Good connections are born of an authentic desire to connect, an effort to provide value to prospects and customers, and transparency in who you are, what you're aiming for, and what you expect from your customers.
Of course, honesty is not without its downsides. You'll often find that when you produce authentic content, you're limited in who you can appeal to, what you can sell, and how broadly you can expand.
This is not, however, as serious a problem as you might think. As your reach expands, what you can offer without losing authenticity will expand as well, giving you the tools you need to connect deeply with an increasingly wide range of potential buyers.
Recognizing the Perils of Inauthentic Outreach
Wondering why I keep talking about authenticity? It's because being recognized by your audience as inauthentic doesn't just weaken your brand, it can destroy it completely - along with the relationships you've built with your customers. When people get the feeling that they're being strung along with nonsense in the hopes that they'll fall into the 'trap' of buying, they leave and they don't come back.
And when that happens, you've paid to make it happen. You've invested the time, resources, and personnel necessary to put together the content that drove them away - you've spent money damaging your own reputation.
The problem becomes even more intense when your fraud occurs with a behind-the-scenes glimpse. Customers expect some degree of marketing spin when they visit the site of any company, but when you start changing up employee biographies or claiming to support causes no one at your corporation really cares about, you're playing a very dangerous game - the kind that destroys empires.
Authenticity Done Right
While it's nice to discuss the principles behind making genuine connections with your customers, it's more useful to show you a few examples of what it looks like done right.
As you look at what these companies have built, consider how clearly their brand image shines through in every word and image. Look at how often they're building content with no intention other than to share it and to show their interest in the subjects their customers are interested in, too.
Commitment to social responsibility
Many companies have started to put more of a focus on social responsibility in order to better appeal to millennials.
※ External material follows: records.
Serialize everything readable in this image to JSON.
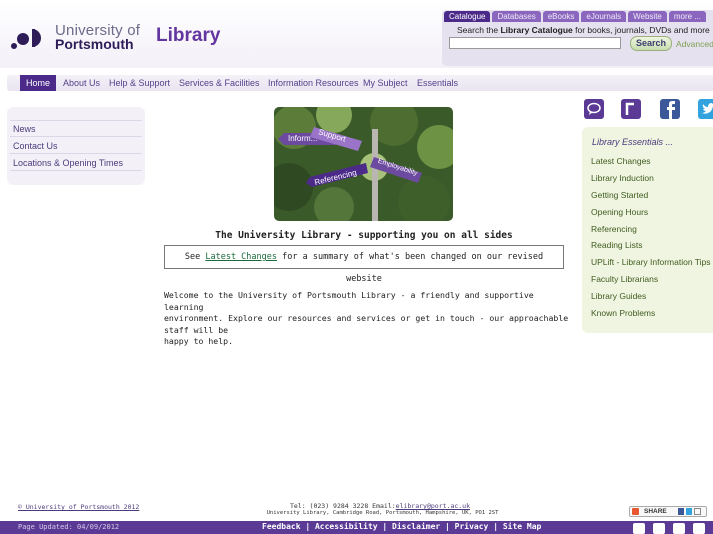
{
  "header": {
    "logo": {
      "line1": "University of",
      "line2": "Portsmouth"
    },
    "title": "Library"
  },
  "search": {
    "tabs": [
      "Catalogue",
      "Databases",
      "eBooks",
      "eJournals",
      "Website",
      "more ..."
    ],
    "label_prefix": "Search the ",
    "label_bold": "Library Catalogue",
    "label_suffix": " for books, journals, DVDs and more",
    "input_value": "",
    "button": "Search",
    "advanced": "Advanced"
  },
  "nav": {
    "items": [
      "Home",
      "About Us",
      "Help & Support",
      "Services & Facilities",
      "Information Resources",
      "My Subject",
      "Essentials"
    ]
  },
  "left_menu": {
    "items": [
      "News",
      "Contact Us",
      "Locations & Opening Times"
    ]
  },
  "hero": {
    "signs": [
      "Inform...",
      "Support",
      "Employability",
      "Referencing"
    ]
  },
  "main": {
    "caption": "The University Library - supporting you on all sides",
    "notice_prefix": "See ",
    "notice_link": "Latest Changes",
    "notice_suffix": " for a summary of what's been changed on our revised website",
    "welcome_lines": [
      "Welcome to the University of Portsmouth Library - a friendly and supportive learning",
      "environment. Explore our resources and services or get in touch - our approachable staff will be",
      "happy to help."
    ]
  },
  "social": [
    "speech-bubble-icon",
    "rss-r-icon",
    "facebook-icon",
    "twitter-icon"
  ],
  "essentials": {
    "title": "Library Essentials ...",
    "items": [
      "Latest Changes",
      "Library Induction",
      "Getting Started",
      "Opening Hours",
      "Referencing",
      "Reading Lists",
      "UPLift - Library Information Tips",
      "Faculty Librarians",
      "Library Guides",
      "Known Problems"
    ]
  },
  "footer": {
    "copyright": "© University of Portsmouth 2012",
    "tel": "Tel: (023) 9284 3228  Email:",
    "email": "elibrary@port.ac.uk",
    "address": "University Library, Cambridge Road, Portsmouth, Hampshire, UK, PO1 2ST",
    "share": "SHARE",
    "updated": "Page Updated: 04/09/2012",
    "links": "Feedback | Accessibility | Disclaimer | Privacy | Site Map"
  },
  "colors": {
    "brand_purple": "#4c2a8a",
    "nav_text": "#53418b",
    "essentials_bg": "#f0f5e2",
    "essentials_text": "#3f5c1e"
  }
}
According the product team at Leonisa:
"Our website makes it clear that this content isn't going to be about products or selling you something - it's going to be about how they make things, who makes those things, and whatthey care about. The people we're introduced to at the top of the page aren't your normal C-suite executives in business suits either."
Companies dominating the market go a great job showcasing not only the driving principles behind their brand, but what they do as a result. It's not enough to say you care about your employees if that's part of your brand; you need to show the student loan forgiveness, the benefits, and the bonuses. Words on a page can be very powerful, but make them authentic words--show the actions that prove your brand.
Making your customers the star is a great way to connect with website visitors. The team at EyeEm advised,"Pull your existing relationships out into the light and show them to the world. By featuring users like Chris Caliman and collections on themes like love, we take our strongest existing customer relationships and use them to feed our brand image."
The authentic care and consideration shown by both parties in this sort of interview paints an extremely potent picture of your company, your brand, and what a connection with you means for your customers. It's powerful stuff.
So now you've seen some of the possibilities of transparency, of authenticity, of making real connections with your website visitors. And it should be clearer than ever - why leverage weak, generic nonsense when you can fill your content with emotion, with value, and with things that will resonate with your visitors long after they click away? That's how real brands are built, and that's how real success is cultivated.
How have you connected with your website visitors? What strategies have you used to build authentic connections? Share in the comments below: